Oceana fishing opportunities recommendations for 2016- North East Atlantic stocks | Oceana

Report | December, 2015

Oceana fishing opportunities recommendations for 2016- North East Atlantic stocks


The establishment of fishing opportunities is the most important management tool to enable European Union (EU) fisheries to keep fishing mortality rates within sustainable levels. In fact, the state of fish stocks and intensity of fish resource exploitation depends heavily on the fishing opportunities decision.

Although the manner in which fisheries are managed in the Atlantic and Mediterranean is quite different, with no fishing mortality limits applying in the Mediterranean region, the results are still far from considered positive. In both regions, fishing mortality continues to be high and the statuses of fish resources are poor. According to the European Commission consultation document1, overexploitation currently affects 48% of Atlantic stocks and 93% of Mediterranean stocks. This condition undermines the objectives and binding commitments of the Common Fisheries Policy (CFP), and in particular seriously affects the fulfilment of CFP Article 2.2 and the 2020 deadline for sustainable fisheries.

The time frame and conditions to phase out overfishing are clearly stated in the CFP. According to the framework regulation, the exploitation rate of marine biological resources should be adapted to maintain populations of harvested stocks at sustainable levels, in particular above levels that can produce the Maximum Sustainable Yield (MSY), by 2015. A later date, with 2020 as an absolute deadline, should only be permitted if reaching those levels by 2015 would seriously jeopardise the social and economic sustainability of the fishing fleets involved. Unfortunately, the 2015 deadline expired with only a minority of stocks known to be exploited according to this approach.

Another commitment of the CFP directly related to the establishment of fishing opportunities is the landing obligation. The fishing opportunities established for the species affected by this provision have to reflect real catches, including previously discarded fish, rather than landings only. This adjustment should not result in an increase to the fishing mortality above scientific advice and exceed the MSY limit. To facilitate the implementation of the landing obligation, a number of provisions, flexibility measures and exemptions are already adopted.

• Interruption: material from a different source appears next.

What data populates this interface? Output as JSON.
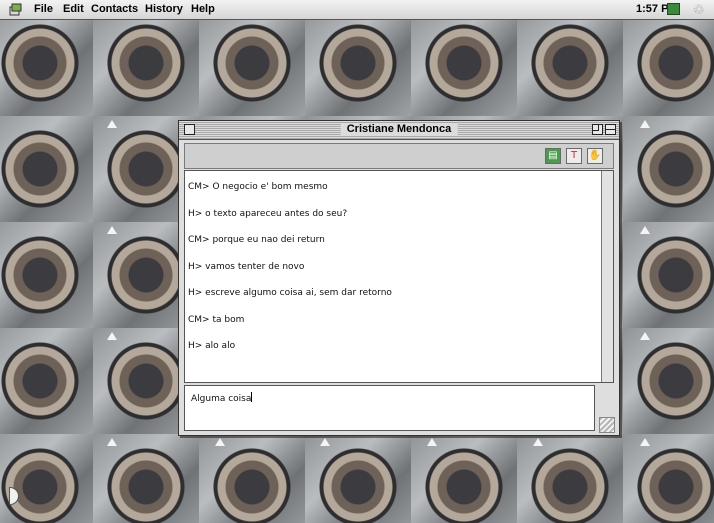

Bringing overfishing to an end is essential not only to guarantee the sustainable exploitation of fish resources and to recover the profitability and social prosperity of fishing activities, but also to achieve the good environmental status (GES) of European Seas – the main goal of the Marine Strategy Framework Directive2 for which the aim is also achieve it before 2020.

Oceana supports the majority of principles proposed in the Commission consultation document for the establishment of fishing opportunities in 2016. Nevertheless, Oceana believes there is still a significant gap between sustainable fisheries management on paper and the actual management of fisheries in our seas.